#### Problem details
Should an entry contain an image, omit it and repeat the rest exactly.
____ Extracted material
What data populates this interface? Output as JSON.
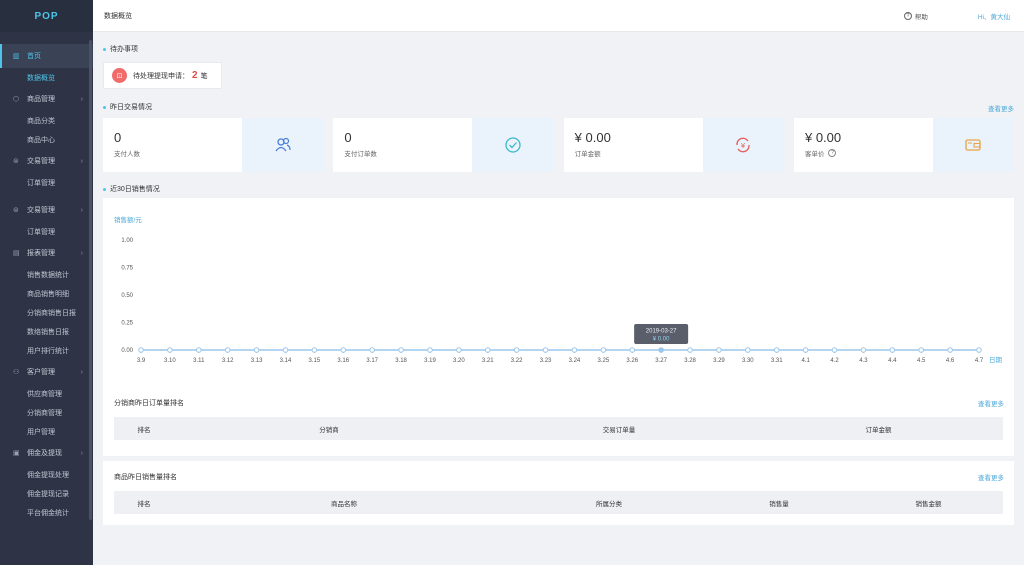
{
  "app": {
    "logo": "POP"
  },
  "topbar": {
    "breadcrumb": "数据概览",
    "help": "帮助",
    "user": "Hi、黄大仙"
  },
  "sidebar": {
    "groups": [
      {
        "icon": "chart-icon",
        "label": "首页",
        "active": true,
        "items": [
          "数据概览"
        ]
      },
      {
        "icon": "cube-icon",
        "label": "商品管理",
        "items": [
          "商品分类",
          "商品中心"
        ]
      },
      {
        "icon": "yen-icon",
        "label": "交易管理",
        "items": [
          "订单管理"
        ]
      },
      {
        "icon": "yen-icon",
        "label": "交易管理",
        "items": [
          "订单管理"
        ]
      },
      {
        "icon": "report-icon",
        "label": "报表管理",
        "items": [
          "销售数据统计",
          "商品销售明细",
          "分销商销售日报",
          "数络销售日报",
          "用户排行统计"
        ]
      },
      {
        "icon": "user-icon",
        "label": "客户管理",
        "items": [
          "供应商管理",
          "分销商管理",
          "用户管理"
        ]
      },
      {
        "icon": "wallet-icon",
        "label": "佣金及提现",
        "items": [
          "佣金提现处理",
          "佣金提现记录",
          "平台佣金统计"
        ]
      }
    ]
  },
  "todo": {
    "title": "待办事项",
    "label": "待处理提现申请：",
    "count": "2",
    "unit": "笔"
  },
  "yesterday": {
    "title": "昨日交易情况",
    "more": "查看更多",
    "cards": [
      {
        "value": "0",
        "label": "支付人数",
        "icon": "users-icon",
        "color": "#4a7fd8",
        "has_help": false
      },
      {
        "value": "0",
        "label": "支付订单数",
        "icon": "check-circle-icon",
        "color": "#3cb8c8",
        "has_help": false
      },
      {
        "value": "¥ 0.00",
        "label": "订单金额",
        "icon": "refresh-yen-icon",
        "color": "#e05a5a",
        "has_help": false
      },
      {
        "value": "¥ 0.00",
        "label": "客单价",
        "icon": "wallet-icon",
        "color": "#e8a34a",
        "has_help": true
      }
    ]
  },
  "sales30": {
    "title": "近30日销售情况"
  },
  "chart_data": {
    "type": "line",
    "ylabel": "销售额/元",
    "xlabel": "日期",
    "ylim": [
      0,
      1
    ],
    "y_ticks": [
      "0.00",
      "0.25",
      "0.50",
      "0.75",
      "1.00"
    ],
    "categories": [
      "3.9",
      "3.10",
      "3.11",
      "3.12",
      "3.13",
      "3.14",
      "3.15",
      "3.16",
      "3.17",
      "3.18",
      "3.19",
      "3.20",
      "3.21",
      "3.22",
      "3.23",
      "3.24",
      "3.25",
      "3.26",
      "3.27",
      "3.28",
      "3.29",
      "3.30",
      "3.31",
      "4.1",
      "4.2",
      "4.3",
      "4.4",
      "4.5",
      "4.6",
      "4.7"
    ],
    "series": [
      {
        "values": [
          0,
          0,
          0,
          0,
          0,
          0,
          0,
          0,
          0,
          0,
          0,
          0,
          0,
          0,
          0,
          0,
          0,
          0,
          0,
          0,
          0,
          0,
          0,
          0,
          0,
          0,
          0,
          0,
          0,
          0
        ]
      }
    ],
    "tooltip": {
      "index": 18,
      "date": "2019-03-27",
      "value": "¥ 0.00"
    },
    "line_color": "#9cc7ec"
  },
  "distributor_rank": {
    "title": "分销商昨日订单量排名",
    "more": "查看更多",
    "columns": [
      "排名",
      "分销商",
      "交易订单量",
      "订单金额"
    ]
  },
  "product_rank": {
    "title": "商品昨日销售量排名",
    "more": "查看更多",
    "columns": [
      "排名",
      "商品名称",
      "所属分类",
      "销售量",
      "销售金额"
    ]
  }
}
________
#### Written response
What data populates this interface? Output as JSON.
{
  "app": {
    "logo": "POP"
  },
  "topbar": {
    "breadcrumb": "数据概览",
    "help": "帮助",
    "user": "Hi、黄大仙"
  },
  "sidebar": {
    "groups": [
      {
        "icon": "chart-icon",
        "label": "首页",
        "active": true,
        "items": [
          "数据概览"
        ]
      },
      {
        "icon": "cube-icon",
        "label": "商品管理",
        "items": [
          "商品分类",
          "商品中心"
        ]
      },
      {
        "icon": "yen-icon",
        "label": "交易管理",
        "items": [
          "订单管理"
        ]
      },
      {
        "icon": "yen-icon",
        "label": "交易管理",
        "items": [
          "订单管理"
        ]
      },
      {
        "icon": "report-icon",
        "label": "报表管理",
        "items": [
          "销售数据统计",
          "商品销售明细",
          "分销商销售日报",
          "数络销售日报",
          "用户排行统计"
        ]
      },
      {
        "icon": "user-icon",
        "label": "客户管理",
        "items": [
          "供应商管理",
          "分销商管理",
          "用户管理"
        ]
      },
      {
        "icon": "wallet-icon",
        "label": "佣金及提现",
        "items": [
          "佣金提现处理",
          "佣金提现记录",
          "平台佣金统计"
        ]
      }
    ]
  },
  "todo": {
    "title": "待办事项",
    "label": "待处理提现申请：",
    "count": "2",
    "unit": "笔"
  },
  "yesterday": {
    "title": "昨日交易情况",
    "more": "查看更多",
    "cards": [
      {
        "value": "0",
        "label": "支付人数",
        "icon": "users-icon",
        "color": "#4a7fd8",
        "has_help": false
      },
      {
        "value": "0",
        "label": "支付订单数",
        "icon": "check-circle-icon",
        "color": "#3cb8c8",
        "has_help": false
      },
      {
        "value": "¥ 0.00",
        "label": "订单金额",
        "icon": "refresh-yen-icon",
        "color": "#e05a5a",
        "has_help": false
      },
      {
        "value": "¥ 0.00",
        "label": "客单价",
        "icon": "wallet-icon",
        "color": "#e8a34a",
        "has_help": true
      }
    ]
  },
  "sales30": {
    "title": "近30日销售情况"
  },
  "chart_data": {
    "type": "line",
    "ylabel": "销售额/元",
    "xlabel": "日期",
    "ylim": [
      0,
      1
    ],
    "y_ticks": [
      "0.00",
      "0.25",
      "0.50",
      "0.75",
      "1.00"
    ],
    "categories": [
      "3.9",
      "3.10",
      "3.11",
      "3.12",
      "3.13",
      "3.14",
      "3.15",
      "3.16",
      "3.17",
      "3.18",
      "3.19",
      "3.20",
      "3.21",
      "3.22",
      "3.23",
      "3.24",
      "3.25",
      "3.26",
      "3.27",
      "3.28",
      "3.29",
      "3.30",
      "3.31",
      "4.1",
      "4.2",
      "4.3",
      "4.4",
      "4.5",
      "4.6",
      "4.7"
    ],
    "series": [
      {
        "values": [
          0,
          0,
          0,
          0,
          0,
          0,
          0,
          0,
          0,
          0,
          0,
          0,
          0,
          0,
          0,
          0,
          0,
          0,
          0,
          0,
          0,
          0,
          0,
          0,
          0,
          0,
          0,
          0,
          0,
          0
        ]
      }
    ],
    "tooltip": {
      "index": 18,
      "date": "2019-03-27",
      "value": "¥ 0.00"
    },
    "line_color": "#9cc7ec"
  },
  "distributor_rank": {
    "title": "分销商昨日订单量排名",
    "more": "查看更多",
    "columns": [
      "排名",
      "分销商",
      "交易订单量",
      "订单金额"
    ]
  },
  "product_rank": {
    "title": "商品昨日销售量排名",
    "more": "查看更多",
    "columns": [
      "排名",
      "商品名称",
      "所属分类",
      "销售量",
      "销售金额"
    ]
  }
}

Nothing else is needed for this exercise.